** Opening Provided records block **

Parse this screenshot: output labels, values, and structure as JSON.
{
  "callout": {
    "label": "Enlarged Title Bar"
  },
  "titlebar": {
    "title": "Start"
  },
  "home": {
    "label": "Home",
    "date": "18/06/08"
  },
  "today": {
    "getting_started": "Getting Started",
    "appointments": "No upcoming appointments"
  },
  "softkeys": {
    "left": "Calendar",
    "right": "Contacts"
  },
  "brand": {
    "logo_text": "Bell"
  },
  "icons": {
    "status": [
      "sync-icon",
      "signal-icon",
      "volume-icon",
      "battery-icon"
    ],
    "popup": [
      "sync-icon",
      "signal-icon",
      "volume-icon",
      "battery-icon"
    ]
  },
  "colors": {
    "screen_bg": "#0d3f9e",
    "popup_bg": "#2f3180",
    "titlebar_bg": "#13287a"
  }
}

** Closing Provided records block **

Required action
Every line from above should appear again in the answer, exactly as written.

Finished exercise
Parse this screenshot: output labels, values, and structure as JSON.
{
  "callout": {
    "label": "Enlarged Title Bar"
  },
  "titlebar": {
    "title": "Start"
  },
  "home": {
    "label": "Home",
    "date": "18/06/08"
  },
  "today": {
    "getting_started": "Getting Started",
    "appointments": "No upcoming appointments"
  },
  "softkeys": {
    "left": "Calendar",
    "right": "Contacts"
  },
  "brand": {
    "logo_text": "Bell"
  },
  "icons": {
    "status": [
      "sync-icon",
      "signal-icon",
      "volume-icon",
      "battery-icon"
    ],
    "popup": [
      "sync-icon",
      "signal-icon",
      "volume-icon",
      "battery-icon"
    ]
  },
  "colors": {
    "screen_bg": "#0d3f9e",
    "popup_bg": "#2f3180",
    "titlebar_bg": "#13287a"
  }
}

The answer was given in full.